• Problem to solve
Copy the data exactly; pictures stay out of the copy.

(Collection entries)

=== Begin Enclosure ===

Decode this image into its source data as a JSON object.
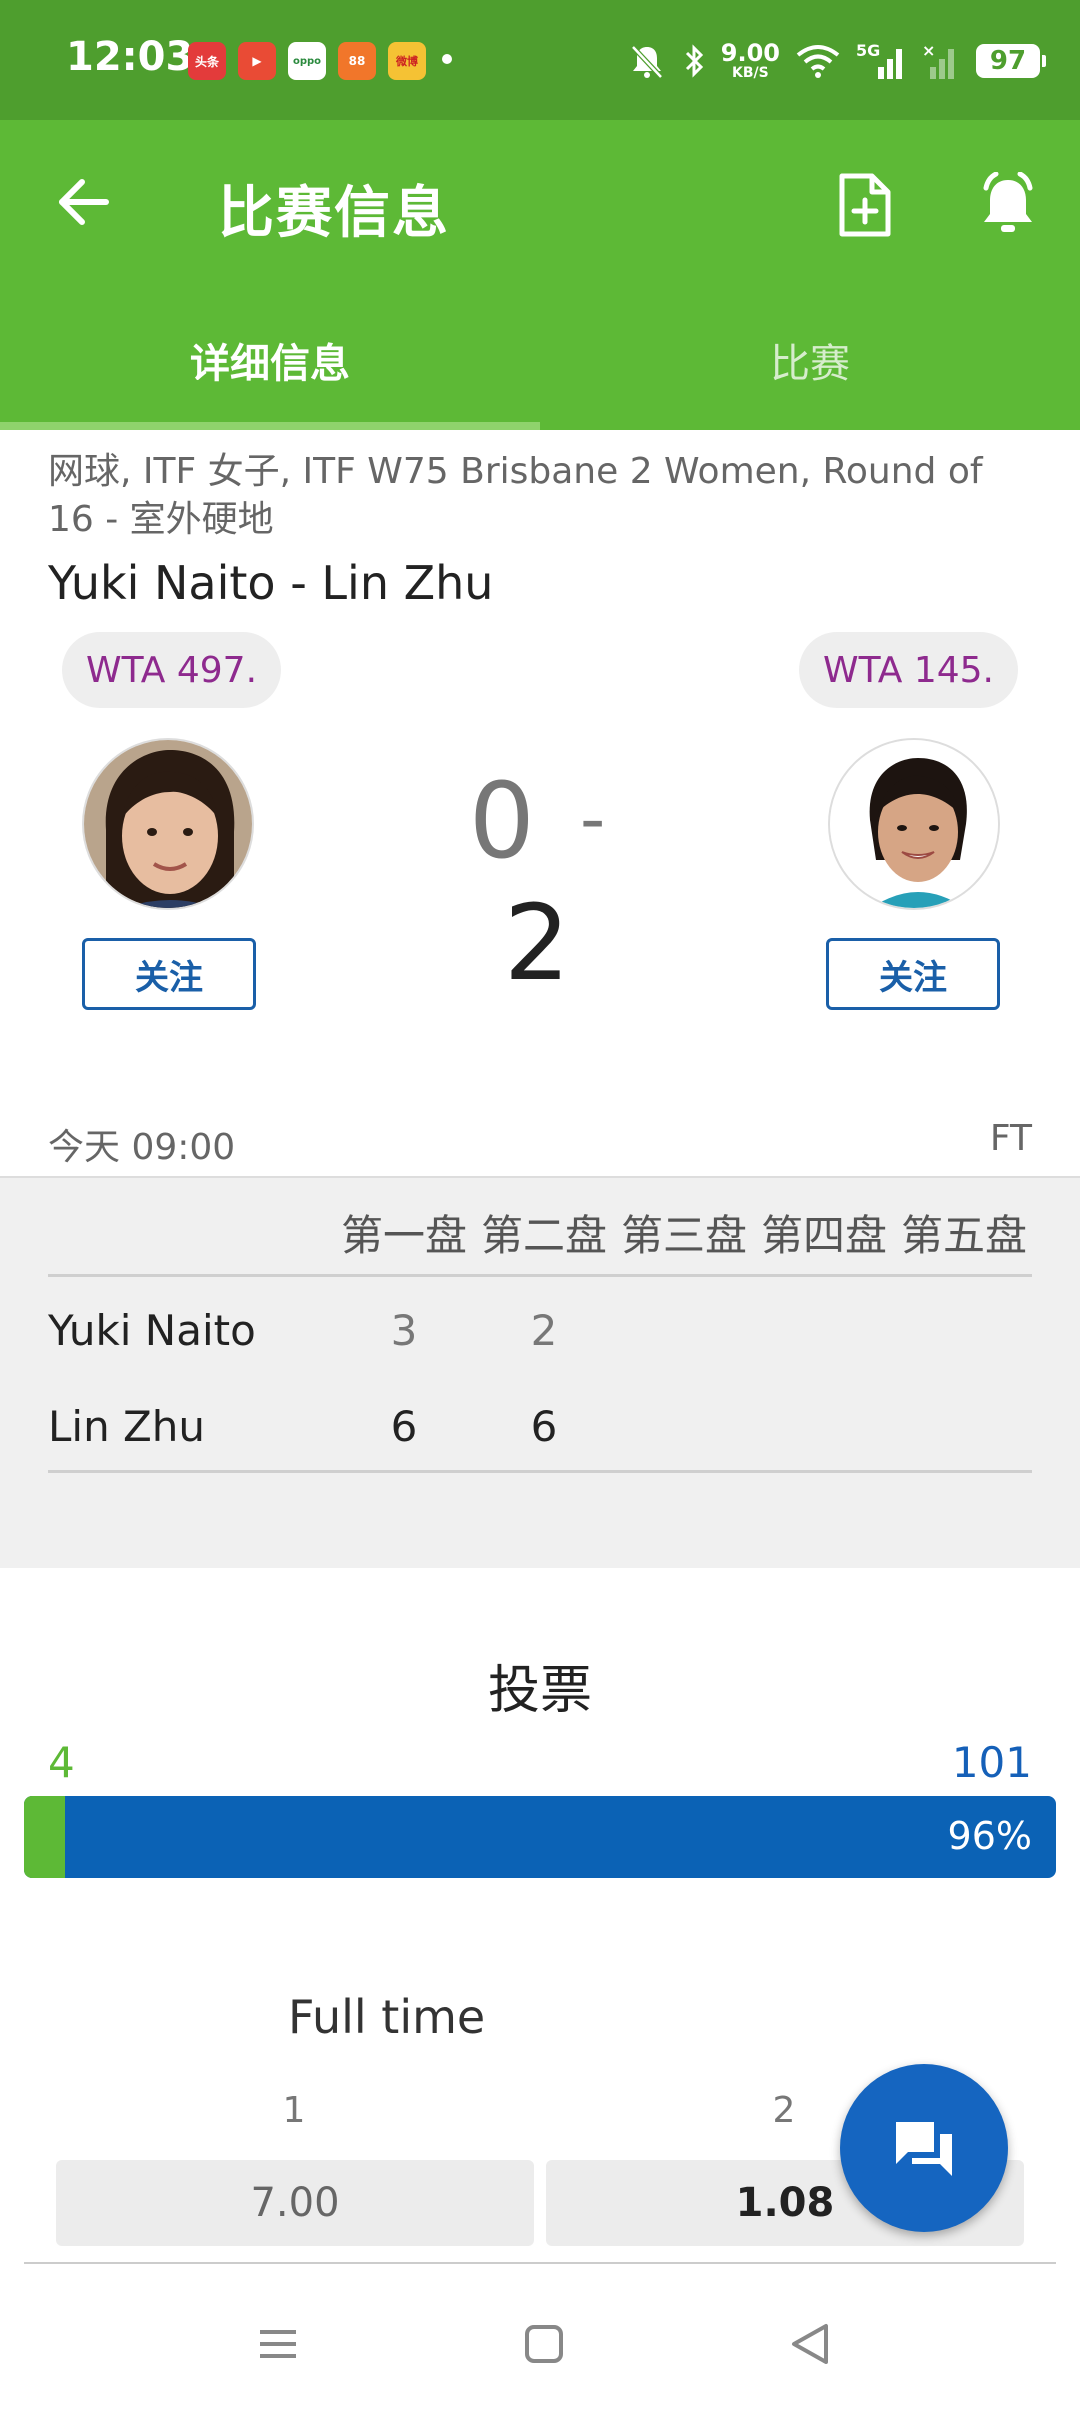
{
  "status_bar": {
    "time": "12:03",
    "apps": [
      {
        "name": "头条",
        "color": "#e33b3b"
      },
      {
        "name": "▶",
        "color": "#e94b35"
      },
      {
        "name": "oppo",
        "color": "#ffffff"
      },
      {
        "name": "88",
        "color": "#f1762a"
      },
      {
        "name": "微博",
        "color": "#f5c234"
      }
    ],
    "speed_value": "9.00",
    "speed_unit": "KB/S",
    "network": "5G",
    "battery": "97"
  },
  "app_bar": {
    "title": "比赛信息"
  },
  "tabs": [
    {
      "label": "详细信息",
      "active": true
    },
    {
      "label": "比赛",
      "active": false
    }
  ],
  "match": {
    "subtitle": "网球, ITF 女子, ITF W75 Brisbane 2 Women, Round of 16 - 室外硬地",
    "title": "Yuki Naito - Lin Zhu",
    "home": {
      "rank": "WTA 497.",
      "follow": "关注"
    },
    "away": {
      "rank": "WTA 145.",
      "follow": "关注"
    },
    "score_home": "0",
    "score_sep": "-",
    "score_away": "2",
    "start": "今天 09:00",
    "status": "FT"
  },
  "set_table": {
    "headers": [
      "第一盘",
      "第二盘",
      "第三盘",
      "第四盘",
      "第五盘"
    ],
    "rows": [
      {
        "player": "Yuki Naito",
        "sets": [
          "3",
          "2"
        ]
      },
      {
        "player": "Lin Zhu",
        "sets": [
          "6",
          "6"
        ]
      }
    ]
  },
  "vote": {
    "title": "投票",
    "home_votes": "4",
    "away_votes": "101",
    "away_percent_label": "96%",
    "home_share": 0.04
  },
  "odds": {
    "title": "Full time",
    "options": [
      {
        "label": "1",
        "value": "7.00"
      },
      {
        "label": "2",
        "value": "1.08"
      }
    ]
  },
  "colors": {
    "status_bar": "#4e9e2e",
    "app_bar": "#5db936",
    "accent_blue": "#1560b8",
    "rank_text": "#8e2a8e"
  },
  "icons": {
    "back": "arrow-left-icon",
    "add_doc": "add-document-icon",
    "alarm": "alarm-bell-icon",
    "chat": "chat-icon",
    "nav_menu": "menu-icon",
    "nav_home": "home-icon",
    "nav_back": "triangle-back-icon"
  }
}
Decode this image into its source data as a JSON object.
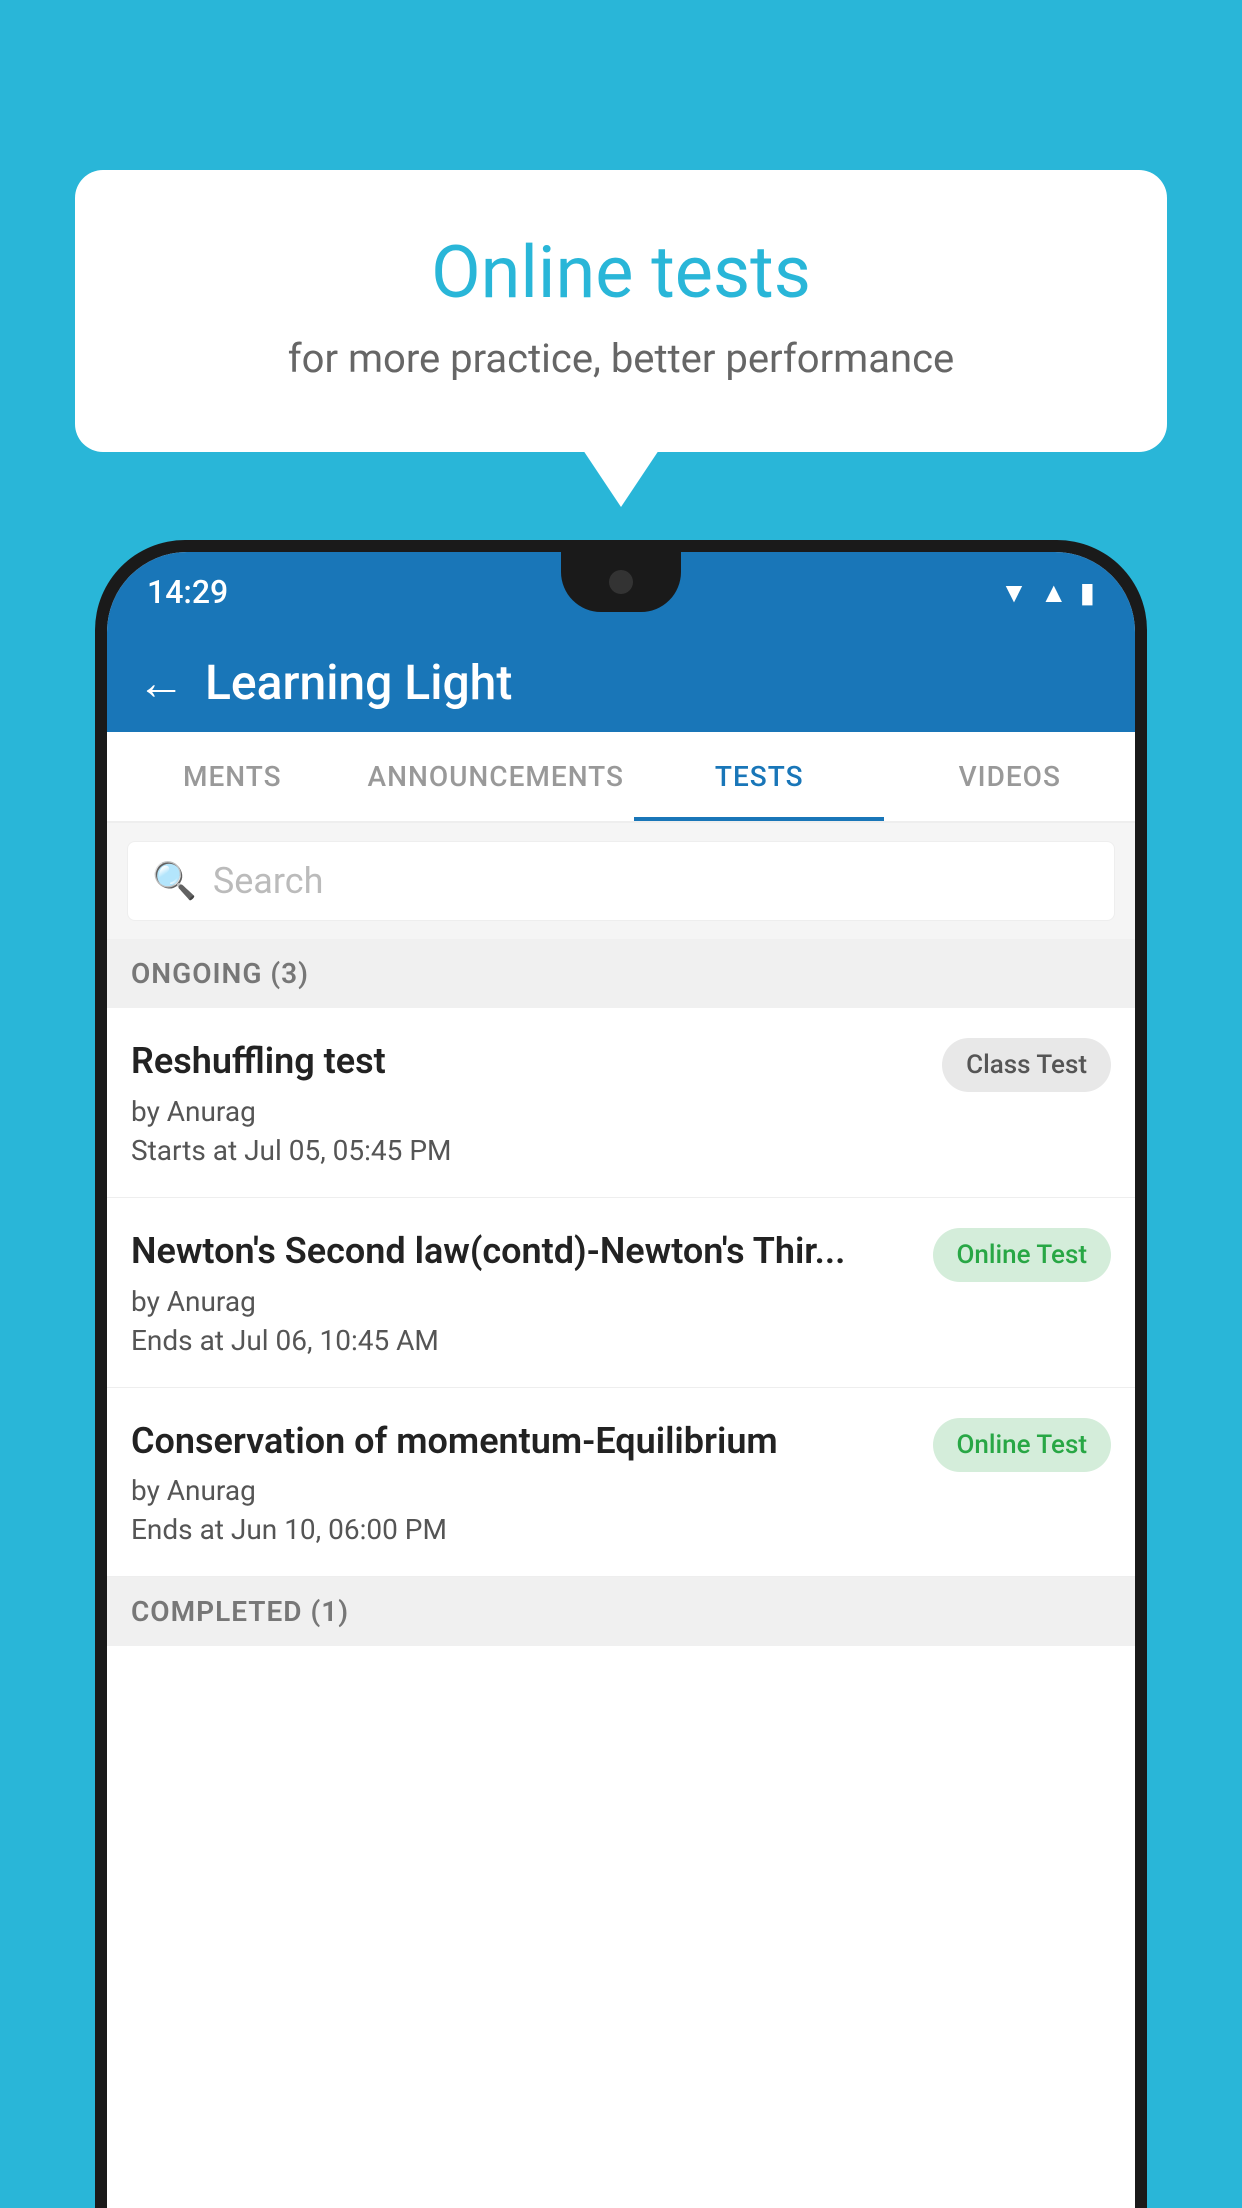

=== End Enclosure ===

• Solution to the problem
Decode this image into its source data as a JSON object.
{
  "status_bar": {
    "time": "12:03",
    "apps": [
      {
        "name": "头条",
        "color": "#e33b3b"
      },
      {
        "name": "▶",
        "color": "#e94b35"
      },
      {
        "name": "oppo",
        "color": "#ffffff"
      },
      {
        "name": "88",
        "color": "#f1762a"
      },
      {
        "name": "微博",
        "color": "#f5c234"
      }
    ],
    "speed_value": "9.00",
    "speed_unit": "KB/S",
    "network": "5G",
    "battery": "97"
  },
  "app_bar": {
    "title": "比赛信息"
  },
  "tabs": [
    {
      "label": "详细信息",
      "active": true
    },
    {
      "label": "比赛",
      "active": false
    }
  ],
  "match": {
    "subtitle": "网球, ITF 女子, ITF W75 Brisbane 2 Women, Round of 16 - 室外硬地",
    "title": "Yuki Naito - Lin Zhu",
    "home": {
      "rank": "WTA 497.",
      "follow": "关注"
    },
    "away": {
      "rank": "WTA 145.",
      "follow": "关注"
    },
    "score_home": "0",
    "score_sep": "-",
    "score_away": "2",
    "start": "今天 09:00",
    "status": "FT"
  },
  "set_table": {
    "headers": [
      "第一盘",
      "第二盘",
      "第三盘",
      "第四盘",
      "第五盘"
    ],
    "rows": [
      {
        "player": "Yuki Naito",
        "sets": [
          "3",
          "2"
        ]
      },
      {
        "player": "Lin Zhu",
        "sets": [
          "6",
          "6"
        ]
      }
    ]
  },
  "vote": {
    "title": "投票",
    "home_votes": "4",
    "away_votes": "101",
    "away_percent_label": "96%",
    "home_share": 0.04
  },
  "odds": {
    "title": "Full time",
    "options": [
      {
        "label": "1",
        "value": "7.00"
      },
      {
        "label": "2",
        "value": "1.08"
      }
    ]
  },
  "colors": {
    "status_bar": "#4e9e2e",
    "app_bar": "#5db936",
    "accent_blue": "#1560b8",
    "rank_text": "#8e2a8e"
  },
  "icons": {
    "back": "arrow-left-icon",
    "add_doc": "add-document-icon",
    "alarm": "alarm-bell-icon",
    "chat": "chat-icon",
    "nav_menu": "menu-icon",
    "nav_home": "home-icon",
    "nav_back": "triangle-back-icon"
  }
}
Decode this image into its source data as a JSON object.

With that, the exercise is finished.